The survey also reveals more than a third of professional footballers have witnessed homophobic abuse in English stadiums, with a quarter having seen it on training grounds or in the dressing room. More than 90% of footballers also believed discrimination had increased with the growth of social media channels such as Twitter and Facebook.
Kick it Out have worked hard to address the problem of racism and homophobic discrimination, with former Charlton Athletic and Crystal Palace midfielder, Paul Mortimer, appointed full-time Professional Player Engagement Manager in February.
The Professional Player Guidance Group also launched its ‘Next 20’ initiative recently, which sees 20 players from the Premier League, Football League and Women’s Super League work within the community to educate on issues such as inclusion and equality
The results of the survey will come as a blow, however, revealing as they do that discrimination is still rife in the English game. Despite the worrying figures, Mortimer is confident the issues can now be better addressed, believing there is now an opportunity to come together as “one voice”.
“These statistics show what players see from the pitch and in the training grounds.” Mortimer told Press Association Sport.
”Now we have these figures we can go ahead and do something about it, pinpoint areas and put strategies in place.
”It is a huge problem,” he added. ”We have a reporting app which players can report social media abuse on and we also want to educate people how to handle abuse, such as not responding in person.”
There have been a number of high-profile incidents in recent years, most notably that of Liverpool striker Luis Suarez, who was found guilty of racially abusing Manchester United defender Patrice Evra in December 2011, for which he was subsequently given £40,000 fine and an eight match match ban.
In September 2012, the FA also found Chelsea captain John Terry guilty of racially abusing Queens Park Rangers’ defender Anton Ferdinand in a match at Loftus Road on 23 October 2011, and handed him a four-game ban and £220,000 fine.
The FA also punished West Bromwich Albion striker Nicolas Anelka with a five-match ban recently, after the 35-year-old Frenchman celebrated a goal by performing a “quenelle” salute, a gesture that is seen by many as anti-Semitic in France. WBA dismissed Anelka for gross misconduct on Friday, after the player claimed to have quit the club on Twitter.
Kick it Out have now said the information gained from the survey will be used to build upon the work done by Paul Mortmier and will “enhance” the Guidance Group’s ongoing strategy.
- 57% of players have witnessed, and 24% have been subjected to, racist abuse in football stadiums. 7% of players have been subjected to, and 20% have witnessed, racist abuse on the training ground or in the dressing room.

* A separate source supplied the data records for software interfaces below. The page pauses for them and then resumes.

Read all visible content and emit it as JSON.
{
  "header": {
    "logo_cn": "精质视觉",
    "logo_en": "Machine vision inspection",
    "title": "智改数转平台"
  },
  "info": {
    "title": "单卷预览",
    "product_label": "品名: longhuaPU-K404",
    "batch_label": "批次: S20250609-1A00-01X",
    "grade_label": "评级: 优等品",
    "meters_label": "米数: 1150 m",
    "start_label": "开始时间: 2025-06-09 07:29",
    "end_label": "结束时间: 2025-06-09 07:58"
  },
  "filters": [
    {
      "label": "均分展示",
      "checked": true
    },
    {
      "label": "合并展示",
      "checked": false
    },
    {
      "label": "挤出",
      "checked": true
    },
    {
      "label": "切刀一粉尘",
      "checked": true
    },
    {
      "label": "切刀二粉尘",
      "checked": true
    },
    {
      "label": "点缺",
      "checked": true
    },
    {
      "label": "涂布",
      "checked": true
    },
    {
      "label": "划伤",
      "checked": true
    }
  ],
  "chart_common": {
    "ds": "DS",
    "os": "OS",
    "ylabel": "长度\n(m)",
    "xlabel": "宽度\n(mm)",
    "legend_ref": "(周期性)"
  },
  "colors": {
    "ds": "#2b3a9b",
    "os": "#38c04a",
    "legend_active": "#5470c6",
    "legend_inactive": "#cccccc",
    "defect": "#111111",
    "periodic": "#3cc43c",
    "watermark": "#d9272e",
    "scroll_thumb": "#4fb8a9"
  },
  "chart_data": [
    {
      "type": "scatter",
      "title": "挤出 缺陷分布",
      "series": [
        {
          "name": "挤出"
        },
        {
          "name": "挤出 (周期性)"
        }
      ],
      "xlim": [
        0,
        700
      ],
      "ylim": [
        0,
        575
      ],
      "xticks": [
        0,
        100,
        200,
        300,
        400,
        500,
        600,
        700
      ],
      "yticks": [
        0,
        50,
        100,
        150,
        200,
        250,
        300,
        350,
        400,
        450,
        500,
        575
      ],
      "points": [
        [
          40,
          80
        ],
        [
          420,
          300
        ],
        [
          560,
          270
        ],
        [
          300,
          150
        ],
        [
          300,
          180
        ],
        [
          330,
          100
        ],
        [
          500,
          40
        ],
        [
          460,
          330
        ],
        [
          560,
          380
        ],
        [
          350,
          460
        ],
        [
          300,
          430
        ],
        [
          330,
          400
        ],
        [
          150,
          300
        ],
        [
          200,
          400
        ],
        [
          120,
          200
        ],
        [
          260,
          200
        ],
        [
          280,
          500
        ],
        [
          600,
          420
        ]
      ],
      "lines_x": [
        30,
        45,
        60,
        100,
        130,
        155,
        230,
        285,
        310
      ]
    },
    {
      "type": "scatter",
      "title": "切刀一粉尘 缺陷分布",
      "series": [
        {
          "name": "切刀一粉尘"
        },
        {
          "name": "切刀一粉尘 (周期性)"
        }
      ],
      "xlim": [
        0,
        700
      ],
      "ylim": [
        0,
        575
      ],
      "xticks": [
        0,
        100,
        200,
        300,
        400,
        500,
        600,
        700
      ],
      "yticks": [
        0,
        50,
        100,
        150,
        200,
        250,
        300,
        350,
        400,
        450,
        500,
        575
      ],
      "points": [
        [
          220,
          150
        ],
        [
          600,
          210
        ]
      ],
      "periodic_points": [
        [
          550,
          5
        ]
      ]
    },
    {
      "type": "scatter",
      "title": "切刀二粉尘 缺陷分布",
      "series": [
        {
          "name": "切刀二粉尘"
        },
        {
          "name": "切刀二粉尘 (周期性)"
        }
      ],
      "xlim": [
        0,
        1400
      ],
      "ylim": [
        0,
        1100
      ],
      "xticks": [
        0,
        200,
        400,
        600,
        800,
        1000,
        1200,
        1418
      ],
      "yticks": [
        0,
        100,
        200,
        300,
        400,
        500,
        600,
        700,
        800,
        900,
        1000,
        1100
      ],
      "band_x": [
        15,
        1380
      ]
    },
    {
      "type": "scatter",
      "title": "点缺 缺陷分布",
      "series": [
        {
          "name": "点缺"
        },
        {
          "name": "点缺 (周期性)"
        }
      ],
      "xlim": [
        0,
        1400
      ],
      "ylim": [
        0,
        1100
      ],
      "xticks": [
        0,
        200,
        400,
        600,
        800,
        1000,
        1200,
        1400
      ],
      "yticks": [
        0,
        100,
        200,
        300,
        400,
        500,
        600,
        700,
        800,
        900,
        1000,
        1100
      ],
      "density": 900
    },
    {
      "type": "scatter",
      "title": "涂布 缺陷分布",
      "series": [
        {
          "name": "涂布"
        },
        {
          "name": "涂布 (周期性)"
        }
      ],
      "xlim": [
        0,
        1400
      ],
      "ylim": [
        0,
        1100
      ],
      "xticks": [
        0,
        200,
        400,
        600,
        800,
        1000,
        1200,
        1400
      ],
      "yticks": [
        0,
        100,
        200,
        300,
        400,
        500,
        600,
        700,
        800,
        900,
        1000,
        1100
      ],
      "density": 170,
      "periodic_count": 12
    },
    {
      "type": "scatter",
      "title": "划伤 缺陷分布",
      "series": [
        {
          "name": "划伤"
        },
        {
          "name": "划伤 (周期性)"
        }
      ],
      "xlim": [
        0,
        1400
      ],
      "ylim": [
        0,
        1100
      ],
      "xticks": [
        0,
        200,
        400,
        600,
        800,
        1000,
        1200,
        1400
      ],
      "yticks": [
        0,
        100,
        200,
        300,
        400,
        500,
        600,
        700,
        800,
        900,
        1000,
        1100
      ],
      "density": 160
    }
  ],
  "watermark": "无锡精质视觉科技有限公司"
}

- 39% of players have witnessed, and 3% subjected to, homophobic abuse in football stadiums. 7% of players have been subjected to, and 26% have witnessed, homophobic abuse on the training ground or in the dressing room.
- 92% of players thought fan on player discrimination was common or extremely common. 80% felt fan on fan was common or extremely common. 50% thought player on player discrimination was extremely rare or rare. 39% thought player on player discrimination was common or extremely common.
- 69% of players felt that, due to their profession, they are more exposed to abuse, with 91% agreeing that social media has led to an increase in them receiving discriminatory abuse. They felt these platforms must be policed and monitored more effectively.
- 65% of players are aware of reporting procedures and are comfortable informing either the Premier League or Football League, the PFA, their club, agent and Kick It Out. They feel The FA and Police should have quicker and more consistent responses with harsher penalties for both fans and players. They also believe that there should be better education for fans who are found guilty.
- 52% of players agreed that there was an issue around the lack of black and minority ethnic managers and coaches. 62% felt mandatory shortlisting should be in place for black and minority ethnic candidates applying for non-playing jobs in football. 70% believed there should be greater transparency around the recruitment of managers and coaches, and how appointments are made.
- 86% of players agreed there needs to be an anti-discrimination campaign in football, with 89% saying that they will support future Kick It Out initiatives and events.
- 92% felt Kick It Out has been effective in raising awareness of racism in football, and 71% agreed the campaign has been effective in tackling the issue. 67% felt Kick It Out has been effective in raising awareness of other issues of discrimination in football, and 55% agreed the campaign has been effective in tackling the issues.